Houston went 2-4 in the last six games with Mills starting. He also had the second-highest completion percentage and passer rating among rookie quarterbacks who started more than two games.

“If you look at him Week 2 when he stepped in for Tyrod (Taylor) and the nervousness of how he was going about it or the Buffalo game when the ball slipped out of his hand,” Britt said Monday. “The growth of him throughout the season is kind of what we were and how it went. We are only as strong as our leaders and the people who guide us. The way that he grew allowed us to keep improving and keep working.”

Veteran guard Lane Taylor said last week that he was impressed to see how far Mills had progressed since training camp.

"He was clearly a rookie this training camp, doing a lot of rookie things," Taylor said. "But over the course of the year, you can tell he’s just grown and grown and grown, and really taken over the huddle and done great things. I look for him to keep improving over the years."

Shaw took it a step further.

“It comes in stages for an NFL quarterback and some of the big-timers, they skip a lot of the stages,” the Stanford coach said. “But for a guy like Davis Mills, who just got comfortable, that’s the first thing - getting comfortable. And now you really start to take charge and there were moments where you saw him take charge. …
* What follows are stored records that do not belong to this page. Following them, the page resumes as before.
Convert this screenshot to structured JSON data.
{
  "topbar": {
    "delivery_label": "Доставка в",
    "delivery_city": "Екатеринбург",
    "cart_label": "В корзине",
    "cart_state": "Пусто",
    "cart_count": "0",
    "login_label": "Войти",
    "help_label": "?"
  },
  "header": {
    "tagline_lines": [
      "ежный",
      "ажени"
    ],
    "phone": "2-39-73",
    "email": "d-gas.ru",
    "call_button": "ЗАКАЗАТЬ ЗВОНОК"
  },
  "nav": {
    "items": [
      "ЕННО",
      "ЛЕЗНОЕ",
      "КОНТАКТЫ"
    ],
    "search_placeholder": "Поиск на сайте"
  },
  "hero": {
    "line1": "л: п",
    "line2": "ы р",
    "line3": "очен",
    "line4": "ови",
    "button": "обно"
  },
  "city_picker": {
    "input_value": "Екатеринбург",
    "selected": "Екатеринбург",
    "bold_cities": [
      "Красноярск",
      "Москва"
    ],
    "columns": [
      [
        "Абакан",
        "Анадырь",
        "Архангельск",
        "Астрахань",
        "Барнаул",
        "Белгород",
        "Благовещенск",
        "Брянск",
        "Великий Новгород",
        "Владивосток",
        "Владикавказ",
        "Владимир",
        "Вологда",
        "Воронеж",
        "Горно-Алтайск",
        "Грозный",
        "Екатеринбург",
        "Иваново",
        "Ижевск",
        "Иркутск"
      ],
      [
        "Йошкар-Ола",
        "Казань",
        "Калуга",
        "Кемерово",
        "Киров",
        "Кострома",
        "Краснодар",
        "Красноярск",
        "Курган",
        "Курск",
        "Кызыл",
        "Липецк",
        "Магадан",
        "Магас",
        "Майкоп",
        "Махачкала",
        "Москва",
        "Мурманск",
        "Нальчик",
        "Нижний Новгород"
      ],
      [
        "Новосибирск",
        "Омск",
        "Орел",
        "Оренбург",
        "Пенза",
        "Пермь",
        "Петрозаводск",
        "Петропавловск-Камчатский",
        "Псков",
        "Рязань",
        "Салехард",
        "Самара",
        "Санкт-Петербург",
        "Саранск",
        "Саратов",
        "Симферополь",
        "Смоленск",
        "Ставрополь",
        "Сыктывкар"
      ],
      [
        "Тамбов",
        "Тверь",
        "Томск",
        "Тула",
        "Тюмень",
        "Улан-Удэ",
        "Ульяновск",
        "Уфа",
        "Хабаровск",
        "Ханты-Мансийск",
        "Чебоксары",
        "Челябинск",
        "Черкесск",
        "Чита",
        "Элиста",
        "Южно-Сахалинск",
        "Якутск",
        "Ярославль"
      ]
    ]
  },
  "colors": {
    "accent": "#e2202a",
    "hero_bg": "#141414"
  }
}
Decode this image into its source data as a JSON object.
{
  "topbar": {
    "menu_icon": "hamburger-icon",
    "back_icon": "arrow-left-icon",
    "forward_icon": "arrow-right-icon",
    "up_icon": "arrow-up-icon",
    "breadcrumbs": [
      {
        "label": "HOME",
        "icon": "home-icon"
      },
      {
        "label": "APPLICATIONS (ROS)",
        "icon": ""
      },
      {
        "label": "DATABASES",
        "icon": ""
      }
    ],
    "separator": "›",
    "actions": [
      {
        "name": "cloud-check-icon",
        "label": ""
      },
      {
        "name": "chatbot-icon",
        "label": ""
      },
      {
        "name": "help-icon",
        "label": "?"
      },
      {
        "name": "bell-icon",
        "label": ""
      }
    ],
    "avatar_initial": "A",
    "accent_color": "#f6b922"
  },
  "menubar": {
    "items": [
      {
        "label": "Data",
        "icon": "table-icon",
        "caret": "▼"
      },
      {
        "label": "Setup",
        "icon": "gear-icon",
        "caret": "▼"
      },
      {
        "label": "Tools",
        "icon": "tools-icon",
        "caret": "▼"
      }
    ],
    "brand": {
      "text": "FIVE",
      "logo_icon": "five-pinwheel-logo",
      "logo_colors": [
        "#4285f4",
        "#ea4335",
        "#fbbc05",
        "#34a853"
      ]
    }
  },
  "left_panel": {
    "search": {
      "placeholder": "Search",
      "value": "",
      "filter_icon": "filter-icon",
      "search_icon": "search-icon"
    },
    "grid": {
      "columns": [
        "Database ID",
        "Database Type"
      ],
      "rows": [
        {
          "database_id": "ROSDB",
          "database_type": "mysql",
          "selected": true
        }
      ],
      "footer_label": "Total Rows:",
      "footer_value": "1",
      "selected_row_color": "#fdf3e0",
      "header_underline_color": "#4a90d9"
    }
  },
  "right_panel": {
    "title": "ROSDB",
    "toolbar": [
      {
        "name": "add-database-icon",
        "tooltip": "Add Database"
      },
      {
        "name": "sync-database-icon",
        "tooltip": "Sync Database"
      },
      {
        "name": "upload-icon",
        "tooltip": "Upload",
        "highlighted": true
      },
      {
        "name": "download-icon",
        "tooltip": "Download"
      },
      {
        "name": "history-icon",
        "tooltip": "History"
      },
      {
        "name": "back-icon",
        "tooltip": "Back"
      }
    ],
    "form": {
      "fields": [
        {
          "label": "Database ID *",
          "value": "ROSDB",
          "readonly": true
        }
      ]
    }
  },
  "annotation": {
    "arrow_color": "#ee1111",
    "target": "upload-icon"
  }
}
“Now, as the Texans continue to build, they’ve got that top-round draft pick. They don’t have to go get a quarterback. They’ve got one now. Now, you can put those other pieces around him. Because what you all saw this year, what if you give him a true No. 1 tight end, or what if you add another receiver, or that big-time pass rusher?”